However, the tone around Brexit quickly shifted, following reports that the UK’s chief negotiator, David Frost had told Boris Johnson that a deal could be ready ‘early next week’.
Alongside some upbeat UK inflation figures, this prompted some cautious optimism amongst investors and propelled the GBP/EUR exchange rate above €1.12 in mid-week trade.
But Sterling struggled to stabilise at its best levels, retreating through the second half of the week as renewed Brexit pessimism offset some surprisingly robust UK retail sales figures.
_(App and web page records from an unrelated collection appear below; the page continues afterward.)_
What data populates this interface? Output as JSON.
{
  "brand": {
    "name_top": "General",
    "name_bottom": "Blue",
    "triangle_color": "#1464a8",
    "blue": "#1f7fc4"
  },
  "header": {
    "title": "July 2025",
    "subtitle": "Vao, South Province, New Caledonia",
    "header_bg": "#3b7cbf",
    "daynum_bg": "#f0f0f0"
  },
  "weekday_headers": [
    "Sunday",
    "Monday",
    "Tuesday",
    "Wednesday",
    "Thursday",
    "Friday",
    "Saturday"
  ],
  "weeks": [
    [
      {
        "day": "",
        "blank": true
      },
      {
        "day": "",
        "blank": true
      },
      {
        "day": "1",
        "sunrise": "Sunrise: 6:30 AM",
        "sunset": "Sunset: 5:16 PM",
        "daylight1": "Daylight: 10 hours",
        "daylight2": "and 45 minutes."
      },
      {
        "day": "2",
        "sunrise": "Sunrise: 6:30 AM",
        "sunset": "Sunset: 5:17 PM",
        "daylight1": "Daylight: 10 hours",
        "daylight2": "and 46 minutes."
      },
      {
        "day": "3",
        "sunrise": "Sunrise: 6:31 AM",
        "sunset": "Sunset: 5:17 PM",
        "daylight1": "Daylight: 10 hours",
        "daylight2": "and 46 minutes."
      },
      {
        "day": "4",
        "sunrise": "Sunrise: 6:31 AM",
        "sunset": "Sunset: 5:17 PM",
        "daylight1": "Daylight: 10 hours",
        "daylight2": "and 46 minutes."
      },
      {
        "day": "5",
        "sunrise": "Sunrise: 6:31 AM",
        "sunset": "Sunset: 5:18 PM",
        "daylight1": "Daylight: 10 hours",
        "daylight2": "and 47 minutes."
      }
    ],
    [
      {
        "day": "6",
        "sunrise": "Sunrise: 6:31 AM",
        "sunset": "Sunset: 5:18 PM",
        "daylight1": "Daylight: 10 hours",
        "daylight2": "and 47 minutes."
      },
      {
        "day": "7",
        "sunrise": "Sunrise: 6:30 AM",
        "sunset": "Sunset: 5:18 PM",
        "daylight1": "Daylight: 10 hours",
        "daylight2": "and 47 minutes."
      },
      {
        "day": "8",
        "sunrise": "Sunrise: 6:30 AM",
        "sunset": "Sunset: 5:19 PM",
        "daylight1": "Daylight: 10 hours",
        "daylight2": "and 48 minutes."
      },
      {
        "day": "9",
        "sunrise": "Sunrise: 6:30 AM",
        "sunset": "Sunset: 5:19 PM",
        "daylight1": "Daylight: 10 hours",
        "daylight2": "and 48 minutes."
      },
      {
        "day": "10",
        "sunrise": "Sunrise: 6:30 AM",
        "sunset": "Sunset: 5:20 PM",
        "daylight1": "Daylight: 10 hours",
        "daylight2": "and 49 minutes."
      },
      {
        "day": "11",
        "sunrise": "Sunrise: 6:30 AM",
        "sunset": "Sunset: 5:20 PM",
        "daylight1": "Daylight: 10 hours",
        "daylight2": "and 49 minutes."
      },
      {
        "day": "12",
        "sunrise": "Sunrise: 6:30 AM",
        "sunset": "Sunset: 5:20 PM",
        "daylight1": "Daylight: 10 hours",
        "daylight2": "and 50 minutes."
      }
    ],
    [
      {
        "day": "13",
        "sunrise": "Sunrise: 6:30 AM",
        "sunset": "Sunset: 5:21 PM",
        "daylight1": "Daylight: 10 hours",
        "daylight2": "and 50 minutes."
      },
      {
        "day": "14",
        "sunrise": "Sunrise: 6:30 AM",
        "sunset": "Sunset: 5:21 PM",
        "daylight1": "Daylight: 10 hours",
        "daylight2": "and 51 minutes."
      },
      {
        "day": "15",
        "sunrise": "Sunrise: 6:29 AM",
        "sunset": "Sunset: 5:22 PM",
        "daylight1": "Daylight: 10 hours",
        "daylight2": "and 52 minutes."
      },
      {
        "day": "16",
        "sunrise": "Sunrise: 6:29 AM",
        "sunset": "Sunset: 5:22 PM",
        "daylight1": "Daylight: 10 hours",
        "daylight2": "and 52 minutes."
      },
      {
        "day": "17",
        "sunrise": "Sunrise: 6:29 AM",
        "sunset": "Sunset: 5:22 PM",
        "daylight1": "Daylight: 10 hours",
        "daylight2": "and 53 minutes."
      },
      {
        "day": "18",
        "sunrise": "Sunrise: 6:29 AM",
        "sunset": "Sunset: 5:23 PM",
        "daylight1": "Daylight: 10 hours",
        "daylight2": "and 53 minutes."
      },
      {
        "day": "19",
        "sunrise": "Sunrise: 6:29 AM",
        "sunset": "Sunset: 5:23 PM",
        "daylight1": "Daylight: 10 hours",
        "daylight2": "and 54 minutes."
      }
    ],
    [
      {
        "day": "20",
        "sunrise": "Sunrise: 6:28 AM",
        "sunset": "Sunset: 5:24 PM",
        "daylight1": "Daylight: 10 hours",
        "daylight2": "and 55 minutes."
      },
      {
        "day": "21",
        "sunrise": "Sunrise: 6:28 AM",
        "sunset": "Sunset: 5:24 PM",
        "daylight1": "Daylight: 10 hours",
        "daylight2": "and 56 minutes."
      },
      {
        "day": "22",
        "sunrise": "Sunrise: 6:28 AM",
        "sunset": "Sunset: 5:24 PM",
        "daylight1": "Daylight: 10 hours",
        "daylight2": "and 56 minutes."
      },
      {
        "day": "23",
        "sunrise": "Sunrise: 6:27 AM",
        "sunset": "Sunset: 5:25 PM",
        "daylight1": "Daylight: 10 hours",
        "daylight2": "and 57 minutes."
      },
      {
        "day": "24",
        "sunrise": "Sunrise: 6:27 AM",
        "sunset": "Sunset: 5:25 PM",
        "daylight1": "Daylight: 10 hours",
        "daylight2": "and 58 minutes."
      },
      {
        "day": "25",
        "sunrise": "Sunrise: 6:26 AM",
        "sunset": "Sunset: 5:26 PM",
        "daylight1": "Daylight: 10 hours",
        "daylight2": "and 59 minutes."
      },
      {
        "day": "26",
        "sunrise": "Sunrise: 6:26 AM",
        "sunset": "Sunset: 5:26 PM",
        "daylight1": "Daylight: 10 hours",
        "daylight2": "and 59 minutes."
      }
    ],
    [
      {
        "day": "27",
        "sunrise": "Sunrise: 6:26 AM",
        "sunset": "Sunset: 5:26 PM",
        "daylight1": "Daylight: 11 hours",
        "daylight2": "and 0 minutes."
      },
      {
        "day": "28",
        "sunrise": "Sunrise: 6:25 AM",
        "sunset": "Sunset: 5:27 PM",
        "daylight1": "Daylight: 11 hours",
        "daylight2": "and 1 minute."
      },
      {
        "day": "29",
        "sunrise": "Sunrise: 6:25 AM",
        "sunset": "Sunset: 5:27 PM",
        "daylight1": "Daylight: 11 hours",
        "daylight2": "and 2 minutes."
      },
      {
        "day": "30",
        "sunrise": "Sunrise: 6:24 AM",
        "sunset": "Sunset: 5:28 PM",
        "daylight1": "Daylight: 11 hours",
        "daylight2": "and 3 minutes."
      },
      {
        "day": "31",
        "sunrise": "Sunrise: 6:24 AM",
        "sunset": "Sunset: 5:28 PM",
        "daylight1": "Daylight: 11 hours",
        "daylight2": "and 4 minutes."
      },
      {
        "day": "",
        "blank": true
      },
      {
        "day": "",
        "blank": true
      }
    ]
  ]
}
The Euro, meanwhile, opened the week on some strong footing, being bolstered in upbeat trade on Monday as US biotech firm Moderna announced that its Covid-19 vaccine candidate has been 94.5% effective in phase 3 trials.
However, these gains proved short lived, with the euphoria around the vaccine quickly evaporating amidst concern over some alarming coronavirus statistics coming from Europe.
The Euro also struggled to capitalise on the Pound’s weakness through the second half of the week, after European Central Bank (ECB) President Christine Lagarde warned about the economic damage being wrought by the Eurozone’s second wave of coronavirus infections.
Could a Brexit Deal Actually be Reached Next Week?
Looking ahead, it’s safe to assume that Brexit will remain top of the agenda for GBP investors next week, as they wait to see if there is any truth over recent claims that a UK-EU trade deal could be agreed.
Should a deal be signed then we can expect to see the Pound to Euro exchange rate rocket higher next week, while the failure to reach an agreement is likely to cast Sterling lower.
Otherwise, the focus next week looks to be on the latest PMIs,
November’s preliminary figures from both the UK and Eurozone are expected to report a contraction in private sector activity in response to new lockdown measures.
As a result, both the Pound and Euro are likely to struggle at the start of the week, as the slump in activity will fuel fears of a double-dip recession this winter.